    Points 1 and 2 I’m going to wrap this in one response – you appear to assume a linear relationship between temperature and the state of the water molecule where-ever it may be located. If so, you are demonstrably incorrect. Water turns from liquid to solid at a defined temperature. To all intents and purposes there is no incremental change – it happens pretty much in an all or nothing way. Worse, the molecular change from liquid to solid (and vice versa) occurs in such a way that it supports further change in the direction of change – put simply, melting ice melts more ice.

    This therefore leads to a tipping point situation – we will likely see very little change for quite some time and then a sudden, dramatic and non-reversible change.

    Your point three either in error or ignorance overlooks the ability to take records far back in time through care sampling.
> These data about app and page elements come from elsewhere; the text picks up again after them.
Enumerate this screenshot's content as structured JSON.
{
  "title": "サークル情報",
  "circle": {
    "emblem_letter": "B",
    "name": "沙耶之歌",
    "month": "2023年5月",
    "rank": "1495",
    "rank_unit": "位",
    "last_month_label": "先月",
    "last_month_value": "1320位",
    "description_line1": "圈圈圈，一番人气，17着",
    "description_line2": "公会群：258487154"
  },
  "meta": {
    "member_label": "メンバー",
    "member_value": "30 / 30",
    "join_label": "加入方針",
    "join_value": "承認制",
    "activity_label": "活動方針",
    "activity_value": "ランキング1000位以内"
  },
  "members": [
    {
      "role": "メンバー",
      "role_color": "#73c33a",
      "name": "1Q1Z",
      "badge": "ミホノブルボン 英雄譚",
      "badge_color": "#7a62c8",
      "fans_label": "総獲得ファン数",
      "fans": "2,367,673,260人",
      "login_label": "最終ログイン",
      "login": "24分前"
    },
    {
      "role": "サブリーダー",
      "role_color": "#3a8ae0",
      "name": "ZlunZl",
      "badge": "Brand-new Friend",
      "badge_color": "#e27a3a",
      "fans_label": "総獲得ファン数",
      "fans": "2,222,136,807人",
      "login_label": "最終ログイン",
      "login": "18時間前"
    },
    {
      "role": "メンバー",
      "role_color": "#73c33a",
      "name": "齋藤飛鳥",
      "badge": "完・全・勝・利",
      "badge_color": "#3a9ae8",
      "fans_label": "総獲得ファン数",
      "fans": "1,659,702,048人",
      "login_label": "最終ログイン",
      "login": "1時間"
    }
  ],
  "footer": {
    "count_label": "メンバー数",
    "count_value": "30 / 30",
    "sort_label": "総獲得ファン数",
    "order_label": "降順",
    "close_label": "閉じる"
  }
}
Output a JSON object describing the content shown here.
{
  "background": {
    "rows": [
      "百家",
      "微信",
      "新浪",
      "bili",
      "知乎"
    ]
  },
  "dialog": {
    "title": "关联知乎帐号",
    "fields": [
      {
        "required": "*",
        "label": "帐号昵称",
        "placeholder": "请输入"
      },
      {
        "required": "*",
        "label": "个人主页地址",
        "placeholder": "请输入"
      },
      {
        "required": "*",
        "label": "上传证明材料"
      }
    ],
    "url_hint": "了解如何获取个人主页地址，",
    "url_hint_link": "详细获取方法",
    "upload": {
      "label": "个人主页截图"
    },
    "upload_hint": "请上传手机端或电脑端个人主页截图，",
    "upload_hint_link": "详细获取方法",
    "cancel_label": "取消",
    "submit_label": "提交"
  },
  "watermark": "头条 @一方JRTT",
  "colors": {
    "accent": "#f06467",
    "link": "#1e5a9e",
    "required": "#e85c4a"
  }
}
These samples give the data for long term – even millennial – temperature, humidity and other changes. Direct records may have started in the late 1800’s but a record still exists prior to that point.

    Your point four gives what to me would be a worst case – large fluctuations in conditions. Your proposed conditions imply a huge increase in energy in the global climate system. That would actually be easy to predict outcomes for – there would be significant, widespread disruption in almost all human activity. Storm activity would be stronger (greater temperature differences would drive this) water levels in all bodies of water would rise and fall dramatically with resulting flooding and changes in salinity, winds would be stronger, etc etc. Apocalypse would not be too strong a description.

    I’d say this would be a good reason for taking a precautionary approach immediately.

  • sorry – Stephen. I hate spelling names wrong. Its rude.

    Also, “core” sample not “care” sample.

    Cheers

  • “I’d say this would be a good reason for taking a precautionary approach immediately”

    Precautionary approach = paying carbon tax? Not sure how it helps…